9 July 2014

Single molecule imaging of Nicotinic Receptors


by Dr. Chris Richards, Assistant Professor Department of Chemistry, University of Kentucky

Friday July 11th, 10:00-11:00
Universitetsparken 5, HCØ, room C305

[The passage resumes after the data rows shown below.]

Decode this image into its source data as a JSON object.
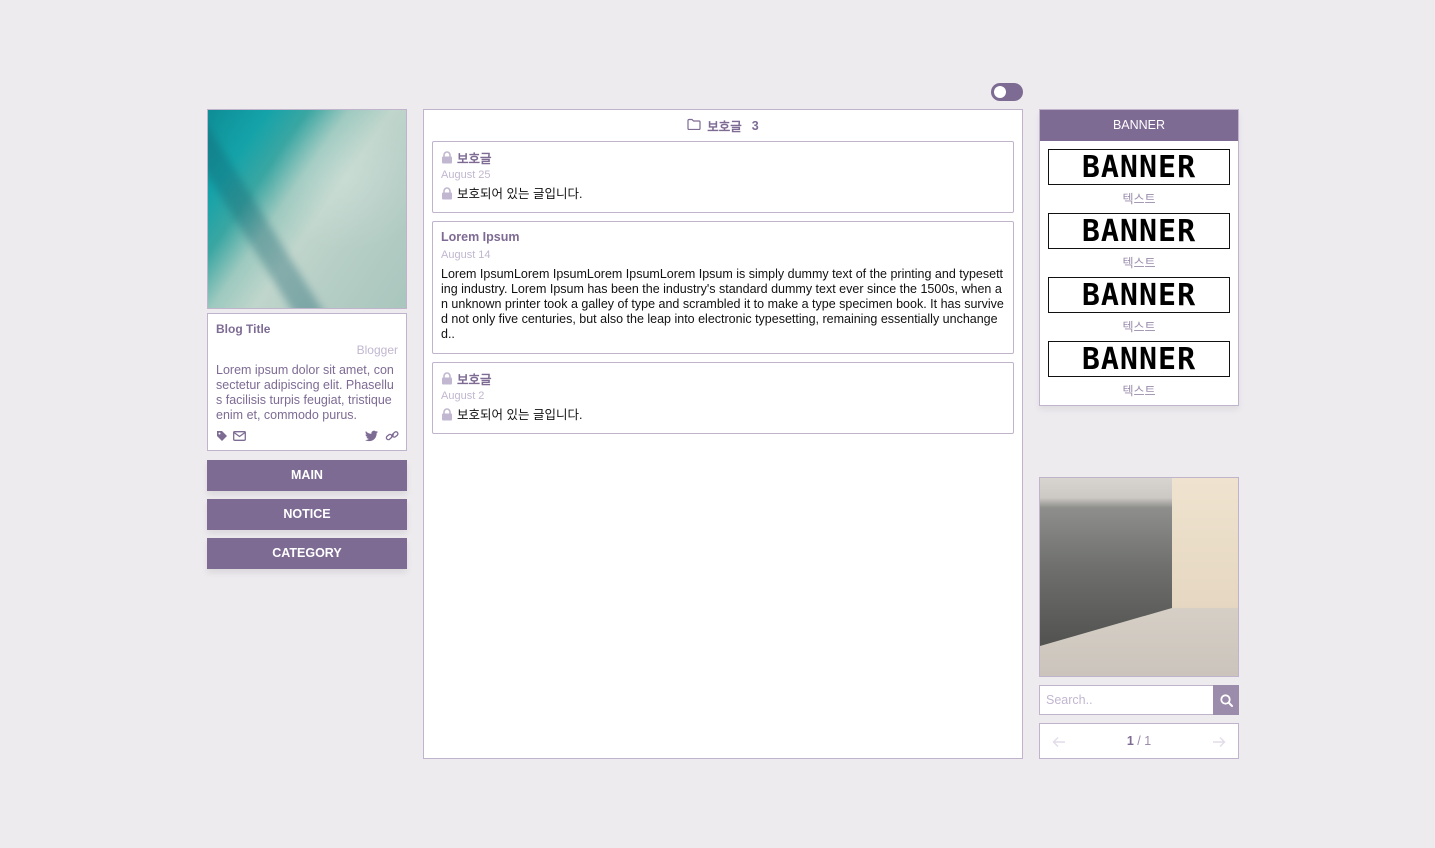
{
  "theme": {
    "accent": "#7e6b94",
    "light_accent": "#c2b7d0",
    "background": "#edebee"
  },
  "profile": {
    "blog_title": "Blog Title",
    "blogger": "Blogger",
    "description": "Lorem ipsum dolor sit amet, consectetur adipiscing elit. Phasellus facilisis turpis feugiat, tristique enim et, commodo purus.",
    "icons_left": [
      "tag-icon",
      "envelope-icon"
    ],
    "icons_right": [
      "twitter-icon",
      "link-icon"
    ]
  },
  "nav": {
    "main": "MAIN",
    "notice": "NOTICE",
    "category": "CATEGORY"
  },
  "main": {
    "category_icon": "folder-icon",
    "category_label": "보호글",
    "category_count": "3",
    "posts": [
      {
        "title": "보호글",
        "date": "August 25",
        "body": "보호되어 있는 글입니다.",
        "protected": true
      },
      {
        "title": "Lorem Ipsum",
        "date": "August 14",
        "body": "Lorem IpsumLorem IpsumLorem IpsumLorem Ipsum is simply dummy text of the printing and typesetting industry. Lorem Ipsum has been the industry's standard dummy text ever since the 1500s, when an unknown printer took a galley of type and scrambled it to make a type specimen book. It has survived not only five centuries, but also the leap into electronic typesetting, remaining essentially unchanged..",
        "protected": false
      },
      {
        "title": "보호글",
        "date": "August 2",
        "body": "보호되어 있는 글입니다.",
        "protected": true
      }
    ]
  },
  "banner": {
    "header": "BANNER",
    "items": [
      {
        "image_text": "BANNER",
        "caption": "텍스트"
      },
      {
        "image_text": "BANNER",
        "caption": "텍스트"
      },
      {
        "image_text": "BANNER",
        "caption": "텍스트"
      },
      {
        "image_text": "BANNER",
        "caption": "텍스트"
      }
    ]
  },
  "search": {
    "placeholder": "Search..",
    "value": "",
    "icon": "search-icon"
  },
  "pager": {
    "current": "1",
    "separator": " / ",
    "total": "1",
    "prev_icon": "arrow-left-icon",
    "next_icon": "arrow-right-icon"
  }
}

Abstract: Complex protein structures, such as membrane receptors, regulate many aspects of cellular function including the initiation of signal transduction pathways. Oligomeric transmembrane receptors composed of multiple subunits can often be assembled into more than one stoichiometry. Different receptor assemblies exhibit different agonist sensitivity, functional characteristics, and desensitization rates. We have developed methods to quantify at the single molecule level the assembly of membrane receptors from the endoplasmic reticulum and from the plasma membrane. Using nanovesicles composed of native cell membranes allows us to isolate and study oligomeric structures from intercellular organelles. By restricting the size of the vesicle, single intact receptors can be isolated from the cell. The receptor remains embedded in a native cell membrane providing an environment capable of maintaining its structural integrity. We have demonstrated the versatility of this method by isolating and studying several classes of membrane receptors. We have also utilized arrays of nanoapertures in a thin metal film to isolate small portions of the plasma membrane of live cells. This has enabled us to isolate and study membrane receptors expressed on the surface of the cell. We have applied these techniques to determine the assembly of nicotinic receptor and the effect of ligands on this process.